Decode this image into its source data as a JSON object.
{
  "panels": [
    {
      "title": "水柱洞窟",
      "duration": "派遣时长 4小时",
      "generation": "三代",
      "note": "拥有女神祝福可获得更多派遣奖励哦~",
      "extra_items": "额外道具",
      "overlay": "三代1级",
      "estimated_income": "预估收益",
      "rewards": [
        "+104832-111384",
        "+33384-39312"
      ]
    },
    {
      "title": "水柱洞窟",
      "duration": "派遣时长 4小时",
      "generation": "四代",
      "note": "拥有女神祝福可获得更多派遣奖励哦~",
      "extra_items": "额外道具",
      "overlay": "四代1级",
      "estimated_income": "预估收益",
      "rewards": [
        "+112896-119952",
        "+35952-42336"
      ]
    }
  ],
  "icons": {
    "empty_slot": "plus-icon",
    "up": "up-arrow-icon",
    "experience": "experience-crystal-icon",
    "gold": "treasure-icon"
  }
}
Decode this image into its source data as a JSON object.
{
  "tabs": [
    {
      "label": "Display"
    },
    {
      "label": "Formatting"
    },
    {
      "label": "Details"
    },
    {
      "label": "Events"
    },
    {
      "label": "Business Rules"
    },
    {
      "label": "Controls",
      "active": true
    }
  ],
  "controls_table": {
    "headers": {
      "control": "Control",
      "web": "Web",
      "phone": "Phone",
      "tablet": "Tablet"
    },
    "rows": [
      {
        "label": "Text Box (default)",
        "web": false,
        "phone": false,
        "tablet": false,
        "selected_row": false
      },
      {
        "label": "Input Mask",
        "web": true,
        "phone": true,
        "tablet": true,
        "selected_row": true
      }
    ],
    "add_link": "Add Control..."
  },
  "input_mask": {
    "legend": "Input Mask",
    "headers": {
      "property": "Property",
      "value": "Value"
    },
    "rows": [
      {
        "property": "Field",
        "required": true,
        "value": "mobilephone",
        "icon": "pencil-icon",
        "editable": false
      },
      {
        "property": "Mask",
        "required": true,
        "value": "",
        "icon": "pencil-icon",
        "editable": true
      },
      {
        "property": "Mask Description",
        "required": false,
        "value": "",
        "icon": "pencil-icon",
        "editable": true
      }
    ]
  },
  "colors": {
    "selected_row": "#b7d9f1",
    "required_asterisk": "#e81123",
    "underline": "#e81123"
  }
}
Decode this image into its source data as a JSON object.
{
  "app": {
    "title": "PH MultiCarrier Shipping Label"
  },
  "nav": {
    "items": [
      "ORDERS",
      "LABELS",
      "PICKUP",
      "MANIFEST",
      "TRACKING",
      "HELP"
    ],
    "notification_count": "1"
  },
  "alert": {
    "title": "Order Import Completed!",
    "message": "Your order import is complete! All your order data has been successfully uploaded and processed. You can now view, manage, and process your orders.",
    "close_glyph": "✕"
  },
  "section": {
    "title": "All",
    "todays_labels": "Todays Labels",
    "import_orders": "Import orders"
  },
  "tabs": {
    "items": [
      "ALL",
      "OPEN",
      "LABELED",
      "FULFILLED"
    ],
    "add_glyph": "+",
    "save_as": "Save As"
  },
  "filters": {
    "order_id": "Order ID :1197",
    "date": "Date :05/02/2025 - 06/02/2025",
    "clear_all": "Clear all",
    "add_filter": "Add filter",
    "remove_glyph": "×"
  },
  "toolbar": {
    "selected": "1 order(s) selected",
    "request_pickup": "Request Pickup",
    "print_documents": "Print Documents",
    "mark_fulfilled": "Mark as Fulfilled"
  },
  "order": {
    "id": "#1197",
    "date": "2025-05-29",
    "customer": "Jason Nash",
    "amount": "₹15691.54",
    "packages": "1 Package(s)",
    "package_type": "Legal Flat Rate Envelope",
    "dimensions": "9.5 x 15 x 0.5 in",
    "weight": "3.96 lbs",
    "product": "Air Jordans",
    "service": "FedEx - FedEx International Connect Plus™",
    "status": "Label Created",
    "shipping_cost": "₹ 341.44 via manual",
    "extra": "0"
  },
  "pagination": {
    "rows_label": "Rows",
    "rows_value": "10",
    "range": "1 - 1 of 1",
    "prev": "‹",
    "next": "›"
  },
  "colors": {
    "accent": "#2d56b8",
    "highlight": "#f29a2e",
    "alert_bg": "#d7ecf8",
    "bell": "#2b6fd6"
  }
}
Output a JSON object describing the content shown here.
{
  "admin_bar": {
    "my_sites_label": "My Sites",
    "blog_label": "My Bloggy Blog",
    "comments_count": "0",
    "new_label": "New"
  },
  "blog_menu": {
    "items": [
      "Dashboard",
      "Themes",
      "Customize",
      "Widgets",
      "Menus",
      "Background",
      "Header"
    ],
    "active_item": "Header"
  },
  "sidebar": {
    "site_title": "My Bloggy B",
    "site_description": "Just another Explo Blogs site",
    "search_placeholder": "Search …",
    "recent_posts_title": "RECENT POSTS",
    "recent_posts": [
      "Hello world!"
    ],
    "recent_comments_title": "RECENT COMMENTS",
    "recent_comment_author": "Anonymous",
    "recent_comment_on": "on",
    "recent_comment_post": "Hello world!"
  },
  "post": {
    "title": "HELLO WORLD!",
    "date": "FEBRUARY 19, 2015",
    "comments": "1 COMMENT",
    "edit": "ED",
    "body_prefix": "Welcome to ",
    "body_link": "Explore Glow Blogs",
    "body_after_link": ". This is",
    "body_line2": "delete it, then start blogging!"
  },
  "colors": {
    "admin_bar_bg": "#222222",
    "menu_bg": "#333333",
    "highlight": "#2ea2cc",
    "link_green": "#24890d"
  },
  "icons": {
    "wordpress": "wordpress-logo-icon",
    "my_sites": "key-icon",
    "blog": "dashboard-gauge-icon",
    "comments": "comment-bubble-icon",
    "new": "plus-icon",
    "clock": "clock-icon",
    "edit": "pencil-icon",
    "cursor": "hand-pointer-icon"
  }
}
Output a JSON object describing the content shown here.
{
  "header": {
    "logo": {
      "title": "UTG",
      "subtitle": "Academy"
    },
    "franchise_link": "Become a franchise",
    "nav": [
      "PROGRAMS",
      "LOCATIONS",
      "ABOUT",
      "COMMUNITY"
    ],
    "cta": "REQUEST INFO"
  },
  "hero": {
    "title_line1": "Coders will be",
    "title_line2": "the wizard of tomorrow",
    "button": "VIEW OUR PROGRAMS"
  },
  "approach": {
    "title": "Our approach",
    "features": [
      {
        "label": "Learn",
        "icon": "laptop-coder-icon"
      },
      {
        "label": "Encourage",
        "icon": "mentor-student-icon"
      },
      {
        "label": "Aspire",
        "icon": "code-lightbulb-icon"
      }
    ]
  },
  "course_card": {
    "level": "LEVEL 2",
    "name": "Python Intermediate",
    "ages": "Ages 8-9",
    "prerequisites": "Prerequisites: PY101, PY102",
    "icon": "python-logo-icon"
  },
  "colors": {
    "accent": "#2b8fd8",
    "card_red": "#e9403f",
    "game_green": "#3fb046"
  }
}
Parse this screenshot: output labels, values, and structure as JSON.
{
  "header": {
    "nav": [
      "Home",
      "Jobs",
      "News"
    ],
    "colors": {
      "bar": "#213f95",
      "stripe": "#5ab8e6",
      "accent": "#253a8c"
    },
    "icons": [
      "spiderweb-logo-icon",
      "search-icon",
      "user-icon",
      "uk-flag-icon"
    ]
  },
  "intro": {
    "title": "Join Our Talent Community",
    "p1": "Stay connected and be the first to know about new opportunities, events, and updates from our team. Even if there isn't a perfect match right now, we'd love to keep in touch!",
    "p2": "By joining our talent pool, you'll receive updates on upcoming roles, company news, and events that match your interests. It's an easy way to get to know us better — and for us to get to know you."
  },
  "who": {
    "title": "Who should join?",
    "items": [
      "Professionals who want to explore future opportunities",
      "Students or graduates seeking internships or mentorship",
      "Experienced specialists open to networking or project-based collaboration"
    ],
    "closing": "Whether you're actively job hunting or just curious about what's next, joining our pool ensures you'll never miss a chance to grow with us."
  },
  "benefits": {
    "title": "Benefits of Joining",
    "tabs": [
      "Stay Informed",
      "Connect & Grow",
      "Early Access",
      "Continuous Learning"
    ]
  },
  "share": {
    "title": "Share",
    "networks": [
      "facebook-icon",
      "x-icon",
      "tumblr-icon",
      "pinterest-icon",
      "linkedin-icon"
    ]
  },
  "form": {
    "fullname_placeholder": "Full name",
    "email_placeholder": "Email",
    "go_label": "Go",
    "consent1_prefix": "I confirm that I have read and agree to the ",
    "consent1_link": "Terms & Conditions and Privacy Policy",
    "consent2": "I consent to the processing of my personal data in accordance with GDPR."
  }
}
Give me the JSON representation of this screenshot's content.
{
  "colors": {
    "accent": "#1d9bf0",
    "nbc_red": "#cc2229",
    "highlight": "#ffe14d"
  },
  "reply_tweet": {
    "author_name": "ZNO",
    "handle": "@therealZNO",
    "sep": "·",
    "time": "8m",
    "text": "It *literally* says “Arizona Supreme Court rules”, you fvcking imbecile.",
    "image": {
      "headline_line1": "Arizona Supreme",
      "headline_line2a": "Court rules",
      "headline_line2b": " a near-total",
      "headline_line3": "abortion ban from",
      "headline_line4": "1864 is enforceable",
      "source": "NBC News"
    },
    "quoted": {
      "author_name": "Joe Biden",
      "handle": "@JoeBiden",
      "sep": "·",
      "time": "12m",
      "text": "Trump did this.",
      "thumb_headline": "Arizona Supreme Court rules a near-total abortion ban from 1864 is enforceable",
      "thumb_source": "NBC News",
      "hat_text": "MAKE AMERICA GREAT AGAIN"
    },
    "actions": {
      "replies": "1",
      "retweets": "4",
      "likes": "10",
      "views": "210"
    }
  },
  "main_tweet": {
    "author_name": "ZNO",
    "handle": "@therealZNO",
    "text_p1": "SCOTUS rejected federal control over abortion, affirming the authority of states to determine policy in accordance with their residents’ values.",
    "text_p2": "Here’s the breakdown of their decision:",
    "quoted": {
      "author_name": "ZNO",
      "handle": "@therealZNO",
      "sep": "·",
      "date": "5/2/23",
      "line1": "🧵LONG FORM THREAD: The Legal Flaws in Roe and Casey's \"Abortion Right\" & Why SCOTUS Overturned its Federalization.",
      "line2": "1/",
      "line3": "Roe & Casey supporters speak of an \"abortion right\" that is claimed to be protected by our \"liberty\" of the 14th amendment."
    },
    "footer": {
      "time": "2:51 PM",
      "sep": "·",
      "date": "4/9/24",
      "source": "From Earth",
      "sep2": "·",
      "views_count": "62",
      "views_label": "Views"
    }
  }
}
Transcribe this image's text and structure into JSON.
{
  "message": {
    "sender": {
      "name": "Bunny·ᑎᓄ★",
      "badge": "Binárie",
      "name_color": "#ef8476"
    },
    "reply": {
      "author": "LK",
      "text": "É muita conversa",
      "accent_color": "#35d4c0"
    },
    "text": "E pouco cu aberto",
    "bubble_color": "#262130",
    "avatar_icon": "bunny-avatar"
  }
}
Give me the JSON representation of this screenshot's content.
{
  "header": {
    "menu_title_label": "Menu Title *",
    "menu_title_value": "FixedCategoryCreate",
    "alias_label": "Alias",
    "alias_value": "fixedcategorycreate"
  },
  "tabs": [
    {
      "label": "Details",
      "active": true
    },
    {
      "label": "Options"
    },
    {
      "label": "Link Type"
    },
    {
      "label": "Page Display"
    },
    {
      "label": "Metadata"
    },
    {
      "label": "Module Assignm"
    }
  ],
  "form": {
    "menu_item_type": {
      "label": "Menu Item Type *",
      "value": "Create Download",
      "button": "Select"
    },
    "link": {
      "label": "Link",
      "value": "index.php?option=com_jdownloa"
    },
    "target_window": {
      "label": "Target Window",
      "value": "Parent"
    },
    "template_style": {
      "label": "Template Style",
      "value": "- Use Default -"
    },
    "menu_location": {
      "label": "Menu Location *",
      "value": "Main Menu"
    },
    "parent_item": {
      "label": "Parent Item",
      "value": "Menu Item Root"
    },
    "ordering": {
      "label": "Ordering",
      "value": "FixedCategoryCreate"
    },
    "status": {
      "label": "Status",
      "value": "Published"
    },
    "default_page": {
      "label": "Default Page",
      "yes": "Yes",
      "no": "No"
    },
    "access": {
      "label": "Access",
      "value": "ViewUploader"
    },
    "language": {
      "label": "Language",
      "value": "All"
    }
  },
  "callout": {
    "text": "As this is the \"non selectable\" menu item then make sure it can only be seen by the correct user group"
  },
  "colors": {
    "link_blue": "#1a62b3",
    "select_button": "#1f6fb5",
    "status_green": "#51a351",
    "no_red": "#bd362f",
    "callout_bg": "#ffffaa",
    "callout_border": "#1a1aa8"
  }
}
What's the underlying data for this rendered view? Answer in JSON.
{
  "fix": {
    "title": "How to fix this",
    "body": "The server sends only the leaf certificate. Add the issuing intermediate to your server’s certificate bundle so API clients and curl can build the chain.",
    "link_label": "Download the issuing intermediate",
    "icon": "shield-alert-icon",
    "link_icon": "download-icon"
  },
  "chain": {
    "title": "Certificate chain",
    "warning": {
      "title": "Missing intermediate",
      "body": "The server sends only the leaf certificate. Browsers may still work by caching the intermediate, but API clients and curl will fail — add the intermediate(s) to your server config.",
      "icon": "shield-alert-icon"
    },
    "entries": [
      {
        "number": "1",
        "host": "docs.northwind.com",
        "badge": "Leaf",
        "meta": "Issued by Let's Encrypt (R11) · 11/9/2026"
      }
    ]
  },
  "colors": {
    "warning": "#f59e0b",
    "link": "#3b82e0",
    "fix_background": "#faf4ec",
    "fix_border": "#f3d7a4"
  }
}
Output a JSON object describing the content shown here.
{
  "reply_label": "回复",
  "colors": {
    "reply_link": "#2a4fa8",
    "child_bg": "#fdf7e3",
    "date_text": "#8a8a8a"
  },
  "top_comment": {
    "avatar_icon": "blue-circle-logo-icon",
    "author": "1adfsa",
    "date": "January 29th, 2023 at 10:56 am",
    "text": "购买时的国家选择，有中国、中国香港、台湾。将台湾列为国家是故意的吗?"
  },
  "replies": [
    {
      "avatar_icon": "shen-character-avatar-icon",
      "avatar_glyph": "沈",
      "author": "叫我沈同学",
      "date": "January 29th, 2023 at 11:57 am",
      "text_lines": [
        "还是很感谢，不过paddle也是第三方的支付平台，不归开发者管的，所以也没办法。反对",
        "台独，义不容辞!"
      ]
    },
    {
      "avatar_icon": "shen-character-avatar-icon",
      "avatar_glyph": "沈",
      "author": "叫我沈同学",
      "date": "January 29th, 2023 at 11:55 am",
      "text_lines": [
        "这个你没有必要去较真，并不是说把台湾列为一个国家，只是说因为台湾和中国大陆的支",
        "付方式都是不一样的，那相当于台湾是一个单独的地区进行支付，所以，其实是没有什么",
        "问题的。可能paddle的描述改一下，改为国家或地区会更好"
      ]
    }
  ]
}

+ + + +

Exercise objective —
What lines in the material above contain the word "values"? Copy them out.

Exercise solution —
Parse this screenshot: output labels, values, and structure as JSON.
    "text_p1": "SCOTUS rejected federal control over abortion, affirming the authority of states to determine policy in accordance with their residents’ values.",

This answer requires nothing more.